Maurice owns a car that left the factory in 2008 and was rated Crit’Air 3. He’s far from crazy about driving, he’s even more of a fan of smooth ways, preferring to walk and ride his bike. As a result, he uses very little his 14-year-old vehicle, which has only 126,000 km on the odometer, and regularly maintains it. “At a time when we are finally trying to give a second life, or even more, to our everyday objects, it is difficult to understand and accept that we are going to have to dismantle a vehicle in such good condition! And replace it for what? A partially or fully electric vehicle when the State announces a lack of electricity and asks us to save money”, laments the latter. And many of them don’t want to trade their old car in good condition for a newer one, which is “ecological nonsense” for them.
Like it or not, some are forced to switch machines if they want to keep working. This is the case for many artisans. Like Jean-Marc’s brother-in-law, who has just taken over his father’s electricity company in the suburbs of Toulouse, he decided to invest in an authorized vehicle. “He bought an electric van several months ago but it still won’t be delivered until March 2023 at best due to multiple shortages. But as of today he can no longer enter the ring road and the city center because his father’s old van is the Crit’Air 4”, says Jean-Marc indignantly. As for the waitress sister-in-law, she wonders how she will fare next year, when her Crit’Air 4 car is banned and she will have to return home in the middle of the night, unable to find common transportation.
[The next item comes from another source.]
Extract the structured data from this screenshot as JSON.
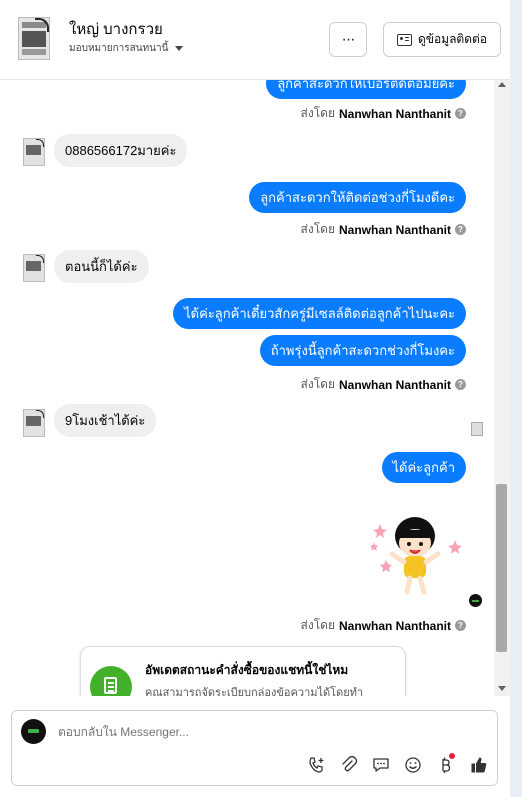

Daniel is also a craftsman in the Pink City and, even though his vehicle is the Crit’Air, he sympathizes with those who cannot change vehicles. “I’m sure there will be exemptions for city hall vehicles, but the artisan will be the cash cow,” he complains. Jérôme has been building “houses that haven’t needed heating for fifteen years” and took a radical decision: he no longer goes to the city.
Boycott and Free Riders
So does Eric, who lives in the suburbs of Marseille. “I don’t live in the city, but I often went there for sightseeing, restaurants, shopping, exhibitions. I decided it would end. Restaurants and tours, I can do them where I will be accepted, exhibitions, there are in other places, and purchases that I will do in other places or on the Internet. This city doesn’t want me and well, I don’t want to give it anything either, it’s simple and clear”, he counters. Pascale, another southerner, can’t help but face this new ban from Marseille, where “in port, cruise ships pollute more than traffic.”
But not everyone can make this decision or decide to do so. Jean-Charles, a retiree who lives 120 km from Lyon, has no choice. He has to go from time to time to the center of the Gaul capital to take care of his 96-year-old father. “And take my 20-year-old son, who has multiple disabilities, there. How should I do? More than VSL and ambulance trips, it’s Social Security that will be happy,” he writes, wondering if he could qualify for an exemption.
Belio, who commented on our request for testimony, also considers it “shameful”, especially for the inhabitants of Eure, “a medical desert”. “They will no longer be able to go to Rouen for their medical examinations, specialist consultations, operations etc. There is no Rouen-Evreux public transport to compensate, there is no parking at the Rouen metro terminals,” he says, thinking of the “small pensioner” who, with his meager pension, is unable to switch to the electric car.
Thibault, a resident of Puteaux, in the Hauts-de-Seine, also did his calculations. A fan of public transport and sensitive to ecological issues, he decided to keep his old Renault Clio from 1995, “without Crit’Air”, for limited travel. “I’ll pay some fines if I have to, fines of 60 euros to make a car profitable for 20,000 euros, that’s 333 fines! If I take just once a month, 333 fines at the maximum rate of one per month, that lasts for over 27 years! Thus, I validate my absurd reasoning, as an ZFE that is equally absurd”, he concludes, with a touch of derision.